season, excluding flour and durum, to 13.7m tonnes, up from 9.4m tonnes at the
same period of 2011-12.
Not that this data provided much of a fillip to European contracts, with Paris wheat for
May ending down 0.6% at E231.00 a tonne.
London feed wheat for May closed down 0.4% at £199.25 a
tonne – the contract's lowest finish since August.
But Chicago wheat, which acts as the global benchmark, saved
its best for late in the day, after European bourses had closed, after weather
forecasts cut levels of precipitation in the dry US Plains.
"The prospect for moisture has changed again with the system

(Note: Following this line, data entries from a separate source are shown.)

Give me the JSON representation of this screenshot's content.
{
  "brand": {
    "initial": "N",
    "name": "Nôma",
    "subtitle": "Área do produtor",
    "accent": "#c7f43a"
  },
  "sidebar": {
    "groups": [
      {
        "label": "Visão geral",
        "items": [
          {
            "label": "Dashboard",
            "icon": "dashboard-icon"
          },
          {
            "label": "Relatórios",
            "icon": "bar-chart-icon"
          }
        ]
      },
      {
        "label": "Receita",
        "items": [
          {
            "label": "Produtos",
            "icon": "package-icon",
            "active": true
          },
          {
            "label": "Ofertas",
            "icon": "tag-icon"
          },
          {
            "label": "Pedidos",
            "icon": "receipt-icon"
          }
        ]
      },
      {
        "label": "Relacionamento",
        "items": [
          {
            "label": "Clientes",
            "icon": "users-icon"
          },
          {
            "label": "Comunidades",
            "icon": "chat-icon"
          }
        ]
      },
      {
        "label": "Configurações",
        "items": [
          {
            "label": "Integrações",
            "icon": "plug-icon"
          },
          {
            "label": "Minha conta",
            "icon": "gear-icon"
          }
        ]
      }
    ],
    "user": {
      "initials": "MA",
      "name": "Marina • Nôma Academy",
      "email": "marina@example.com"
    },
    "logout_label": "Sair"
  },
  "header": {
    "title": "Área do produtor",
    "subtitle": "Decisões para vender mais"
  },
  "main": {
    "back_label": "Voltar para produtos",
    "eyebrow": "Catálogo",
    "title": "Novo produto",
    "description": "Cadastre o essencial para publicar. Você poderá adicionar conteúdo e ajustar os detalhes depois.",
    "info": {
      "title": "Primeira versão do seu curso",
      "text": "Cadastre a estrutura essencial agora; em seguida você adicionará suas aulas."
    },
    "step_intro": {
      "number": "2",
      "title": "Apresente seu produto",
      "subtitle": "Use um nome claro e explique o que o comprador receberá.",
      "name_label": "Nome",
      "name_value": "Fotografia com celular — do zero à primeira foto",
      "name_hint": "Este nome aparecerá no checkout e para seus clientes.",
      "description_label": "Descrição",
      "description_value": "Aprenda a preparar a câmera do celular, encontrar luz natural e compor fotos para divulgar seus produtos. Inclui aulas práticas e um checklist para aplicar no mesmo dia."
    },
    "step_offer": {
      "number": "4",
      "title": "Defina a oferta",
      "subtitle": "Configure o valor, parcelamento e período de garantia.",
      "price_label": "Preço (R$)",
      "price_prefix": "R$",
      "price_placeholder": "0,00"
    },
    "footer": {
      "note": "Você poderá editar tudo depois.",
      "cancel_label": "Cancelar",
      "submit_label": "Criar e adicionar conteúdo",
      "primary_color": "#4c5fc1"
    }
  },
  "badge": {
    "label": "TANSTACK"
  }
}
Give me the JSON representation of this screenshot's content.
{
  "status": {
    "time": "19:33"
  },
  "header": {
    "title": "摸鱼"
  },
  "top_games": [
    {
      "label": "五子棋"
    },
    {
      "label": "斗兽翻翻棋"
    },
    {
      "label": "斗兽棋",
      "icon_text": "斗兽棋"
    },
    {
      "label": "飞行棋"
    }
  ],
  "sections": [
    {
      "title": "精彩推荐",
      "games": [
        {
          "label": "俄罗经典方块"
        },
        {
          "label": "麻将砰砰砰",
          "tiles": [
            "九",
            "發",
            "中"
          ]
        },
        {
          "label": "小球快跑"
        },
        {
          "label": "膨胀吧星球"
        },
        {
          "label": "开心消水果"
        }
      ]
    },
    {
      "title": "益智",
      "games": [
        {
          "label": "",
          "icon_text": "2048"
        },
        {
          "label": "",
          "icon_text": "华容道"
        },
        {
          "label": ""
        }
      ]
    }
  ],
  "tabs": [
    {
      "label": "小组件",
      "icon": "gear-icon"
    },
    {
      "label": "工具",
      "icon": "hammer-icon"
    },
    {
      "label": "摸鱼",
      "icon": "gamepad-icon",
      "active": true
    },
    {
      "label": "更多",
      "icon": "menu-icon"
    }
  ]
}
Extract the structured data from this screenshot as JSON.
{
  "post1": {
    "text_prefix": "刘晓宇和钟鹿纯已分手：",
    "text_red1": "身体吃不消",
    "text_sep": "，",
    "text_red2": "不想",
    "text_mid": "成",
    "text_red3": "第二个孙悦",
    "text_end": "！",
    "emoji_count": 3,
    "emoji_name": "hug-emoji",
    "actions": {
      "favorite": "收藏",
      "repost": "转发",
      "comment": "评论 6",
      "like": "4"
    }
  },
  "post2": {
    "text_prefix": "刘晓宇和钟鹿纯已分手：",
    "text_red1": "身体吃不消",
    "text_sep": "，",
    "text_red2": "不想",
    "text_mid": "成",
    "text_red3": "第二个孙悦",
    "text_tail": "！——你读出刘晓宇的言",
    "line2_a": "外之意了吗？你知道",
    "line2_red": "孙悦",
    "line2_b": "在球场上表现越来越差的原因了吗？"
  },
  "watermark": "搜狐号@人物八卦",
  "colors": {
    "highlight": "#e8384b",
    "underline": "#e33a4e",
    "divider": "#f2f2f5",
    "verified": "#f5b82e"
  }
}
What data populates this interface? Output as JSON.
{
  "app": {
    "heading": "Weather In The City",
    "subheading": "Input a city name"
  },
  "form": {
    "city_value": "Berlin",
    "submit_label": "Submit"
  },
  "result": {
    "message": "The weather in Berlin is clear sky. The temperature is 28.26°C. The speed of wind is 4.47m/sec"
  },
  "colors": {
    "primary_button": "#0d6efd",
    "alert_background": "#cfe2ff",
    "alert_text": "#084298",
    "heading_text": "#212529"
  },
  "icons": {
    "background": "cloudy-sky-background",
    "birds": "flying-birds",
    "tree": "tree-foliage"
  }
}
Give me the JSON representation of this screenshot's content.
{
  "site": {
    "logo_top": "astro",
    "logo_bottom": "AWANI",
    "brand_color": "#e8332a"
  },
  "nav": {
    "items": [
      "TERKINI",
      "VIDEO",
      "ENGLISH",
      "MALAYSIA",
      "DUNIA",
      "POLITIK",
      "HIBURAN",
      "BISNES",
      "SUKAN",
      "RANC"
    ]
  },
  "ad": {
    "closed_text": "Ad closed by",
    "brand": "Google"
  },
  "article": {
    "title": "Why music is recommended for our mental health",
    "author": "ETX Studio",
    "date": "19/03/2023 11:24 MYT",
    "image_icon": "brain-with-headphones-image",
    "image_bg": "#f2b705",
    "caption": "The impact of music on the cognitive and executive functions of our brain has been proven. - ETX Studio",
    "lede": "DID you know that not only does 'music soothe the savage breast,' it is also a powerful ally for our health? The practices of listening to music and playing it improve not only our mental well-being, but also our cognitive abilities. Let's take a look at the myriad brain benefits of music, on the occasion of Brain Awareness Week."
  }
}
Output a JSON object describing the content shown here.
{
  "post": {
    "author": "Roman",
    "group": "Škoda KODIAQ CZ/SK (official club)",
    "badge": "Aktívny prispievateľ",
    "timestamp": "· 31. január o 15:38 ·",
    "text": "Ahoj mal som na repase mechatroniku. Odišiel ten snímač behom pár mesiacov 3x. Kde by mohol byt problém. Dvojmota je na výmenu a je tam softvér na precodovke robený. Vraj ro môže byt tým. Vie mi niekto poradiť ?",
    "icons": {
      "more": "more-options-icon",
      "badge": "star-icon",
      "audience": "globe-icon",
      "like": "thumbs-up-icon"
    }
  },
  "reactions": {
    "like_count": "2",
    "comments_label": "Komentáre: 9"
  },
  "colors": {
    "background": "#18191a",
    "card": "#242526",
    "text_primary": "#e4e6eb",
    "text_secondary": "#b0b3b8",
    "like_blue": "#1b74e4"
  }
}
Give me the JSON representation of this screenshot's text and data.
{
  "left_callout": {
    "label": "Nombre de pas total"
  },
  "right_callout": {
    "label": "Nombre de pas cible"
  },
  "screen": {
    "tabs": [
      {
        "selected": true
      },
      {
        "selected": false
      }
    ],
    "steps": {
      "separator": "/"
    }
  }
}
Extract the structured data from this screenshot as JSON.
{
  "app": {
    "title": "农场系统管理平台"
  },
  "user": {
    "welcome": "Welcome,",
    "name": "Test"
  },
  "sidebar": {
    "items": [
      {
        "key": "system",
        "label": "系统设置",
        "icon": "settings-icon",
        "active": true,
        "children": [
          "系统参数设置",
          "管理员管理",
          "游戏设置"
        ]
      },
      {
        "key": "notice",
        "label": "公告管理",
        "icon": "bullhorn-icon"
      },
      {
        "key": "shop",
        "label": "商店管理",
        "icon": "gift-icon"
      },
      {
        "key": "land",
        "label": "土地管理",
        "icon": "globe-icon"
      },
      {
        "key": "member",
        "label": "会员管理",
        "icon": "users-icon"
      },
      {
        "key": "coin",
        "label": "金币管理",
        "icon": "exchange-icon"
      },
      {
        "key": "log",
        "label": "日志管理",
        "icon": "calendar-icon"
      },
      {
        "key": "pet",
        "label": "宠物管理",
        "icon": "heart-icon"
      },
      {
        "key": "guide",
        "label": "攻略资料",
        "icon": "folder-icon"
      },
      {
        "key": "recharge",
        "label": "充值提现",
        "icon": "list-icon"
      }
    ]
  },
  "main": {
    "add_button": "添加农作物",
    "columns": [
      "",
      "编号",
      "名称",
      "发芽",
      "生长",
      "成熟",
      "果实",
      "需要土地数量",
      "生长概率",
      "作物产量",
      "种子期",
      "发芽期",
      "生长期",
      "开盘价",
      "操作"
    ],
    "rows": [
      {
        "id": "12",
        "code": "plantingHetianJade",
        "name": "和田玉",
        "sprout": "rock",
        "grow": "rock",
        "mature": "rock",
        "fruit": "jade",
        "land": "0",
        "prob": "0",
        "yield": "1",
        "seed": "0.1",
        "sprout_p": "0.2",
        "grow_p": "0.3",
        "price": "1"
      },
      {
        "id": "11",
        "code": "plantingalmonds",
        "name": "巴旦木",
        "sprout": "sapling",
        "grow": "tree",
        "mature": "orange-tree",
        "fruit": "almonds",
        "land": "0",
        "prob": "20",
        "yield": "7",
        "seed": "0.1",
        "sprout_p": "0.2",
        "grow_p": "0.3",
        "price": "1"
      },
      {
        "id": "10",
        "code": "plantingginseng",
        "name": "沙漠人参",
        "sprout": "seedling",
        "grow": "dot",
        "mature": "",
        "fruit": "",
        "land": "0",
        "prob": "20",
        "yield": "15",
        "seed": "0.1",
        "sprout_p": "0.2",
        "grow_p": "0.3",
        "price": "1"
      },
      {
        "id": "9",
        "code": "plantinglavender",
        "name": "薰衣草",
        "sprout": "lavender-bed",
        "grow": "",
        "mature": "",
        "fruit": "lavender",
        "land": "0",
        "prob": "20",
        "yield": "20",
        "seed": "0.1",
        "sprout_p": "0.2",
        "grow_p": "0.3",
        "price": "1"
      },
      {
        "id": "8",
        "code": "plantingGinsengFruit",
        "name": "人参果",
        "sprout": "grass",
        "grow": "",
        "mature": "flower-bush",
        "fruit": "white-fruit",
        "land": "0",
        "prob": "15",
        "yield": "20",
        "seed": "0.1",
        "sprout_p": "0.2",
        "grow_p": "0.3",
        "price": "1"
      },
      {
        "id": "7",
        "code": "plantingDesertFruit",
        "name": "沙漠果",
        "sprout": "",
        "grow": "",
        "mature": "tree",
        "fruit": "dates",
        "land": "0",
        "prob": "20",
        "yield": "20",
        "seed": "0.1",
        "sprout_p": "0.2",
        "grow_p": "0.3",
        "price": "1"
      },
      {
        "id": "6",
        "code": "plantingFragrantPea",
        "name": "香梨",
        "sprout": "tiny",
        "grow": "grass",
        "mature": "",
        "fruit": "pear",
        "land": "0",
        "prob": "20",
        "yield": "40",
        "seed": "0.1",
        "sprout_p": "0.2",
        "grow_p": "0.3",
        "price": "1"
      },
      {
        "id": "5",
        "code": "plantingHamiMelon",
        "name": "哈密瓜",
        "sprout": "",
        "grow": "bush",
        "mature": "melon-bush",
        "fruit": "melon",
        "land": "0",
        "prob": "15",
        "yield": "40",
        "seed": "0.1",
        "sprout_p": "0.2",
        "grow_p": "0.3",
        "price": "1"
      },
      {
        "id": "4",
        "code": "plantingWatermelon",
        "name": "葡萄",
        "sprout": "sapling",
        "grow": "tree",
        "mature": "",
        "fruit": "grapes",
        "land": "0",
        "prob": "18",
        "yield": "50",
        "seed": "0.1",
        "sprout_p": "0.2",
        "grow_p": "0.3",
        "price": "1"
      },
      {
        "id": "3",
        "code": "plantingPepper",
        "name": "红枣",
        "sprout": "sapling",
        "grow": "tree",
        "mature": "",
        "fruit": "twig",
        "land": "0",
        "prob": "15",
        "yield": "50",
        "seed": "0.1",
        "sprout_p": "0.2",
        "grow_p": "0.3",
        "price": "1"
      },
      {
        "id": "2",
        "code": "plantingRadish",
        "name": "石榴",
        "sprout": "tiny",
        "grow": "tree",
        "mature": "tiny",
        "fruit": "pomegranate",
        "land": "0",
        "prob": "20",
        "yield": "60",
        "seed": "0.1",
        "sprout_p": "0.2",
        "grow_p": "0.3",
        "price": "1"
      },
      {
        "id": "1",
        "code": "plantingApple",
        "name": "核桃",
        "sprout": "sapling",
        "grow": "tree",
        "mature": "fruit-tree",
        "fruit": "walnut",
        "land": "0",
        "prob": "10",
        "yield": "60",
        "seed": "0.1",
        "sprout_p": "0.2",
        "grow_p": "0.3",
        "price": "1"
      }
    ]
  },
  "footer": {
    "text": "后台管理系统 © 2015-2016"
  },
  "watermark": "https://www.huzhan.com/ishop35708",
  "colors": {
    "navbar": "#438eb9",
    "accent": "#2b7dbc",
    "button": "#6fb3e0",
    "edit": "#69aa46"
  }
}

this weekend. It is definitely drier for a large part of the hard red winter
wheat area. This has supported wheat," Country Futures' Darrell Holaday said.
At RJ O'Brien, Richard Feltes said: "The weather leans
positive, with a northward shift - along with lighter amounts - of weekend
rains across southern Plains-- portions of which will hit low 90s Fahrenheit
late next week," with higher temperatures meaning more evaporation.
'Missed by about as
much as you can'
Mr Feltes also flagged the high levels of moisture in the Mississippi
Delta region, which is a setback there in hurting prospects of the spring
sowing season getting off the mark apace.
"Forecasts suggest a delayed start on March planting across the
US Delta, although south eastern states should be off to a normal start," he
That offered some support for corn, as did wheat and soybeans, on a day when the grain might have
otherwise succumbed to dismal US weekly export sales data, of a negative 50,000
tonnes old crop.
"Weekly corn sales missed estimates by about as much as you
can, which indicates that this market proceeds to trade without a key component
having much involvement," Benson Quinn Commodities said.
May corn closed up 0.4% at $6.91 ¼ a bushel in Chicago – losing
its premium over May wheat – while the March lot added 0.5% to $7.11 ½ a
Sugar vs ethanol
Bigger gains were to be had in New York raw sugar, which jumped 3.1% to 18.77 cents a pound for May
delivery as investors took further note of the strength of London white sugar, indicating potentially some
consumers caught short.
White sugar for May added 2.7% to $532.40 a tonne, the best
close for a spot contract in nearly four months.
Furthermore, the imminence of Brazil's cane crushing season
is beginning to have greater impact, with the potential for logistical hiccups currently
delaying soybean shipments to hamper sugar exports too, besides the appeal to
mills of making ethanol rather than sweeteners at these levels.
Nick Penney at Sucden Financial noted that "the Centre South
Brazil crush season in April may be largely devoted to ethanol production, with
millers intent on benefitting from a forecast increase in price," besides
changes in Brazilian taxation on ethanol and blending rates.
"Mills traditionally begin the harvest season by maximising
ethanol production to replenish stocks and also because it is a ready source of
cash early in the campaign."
New York cotton
for May fell back 0.8% from 10-month highs to 86.50 cents a pound, despite US
export data showing actual shipments topping 500,000 running bales for the first
time in 2012-13.
However, export sales eased to 150,000 running bales,
including cancellations of 23,300 running bales by China, the top buyer, whose
appetite is being especially closely watched, given the humungous inventories
of the fibre held in the country.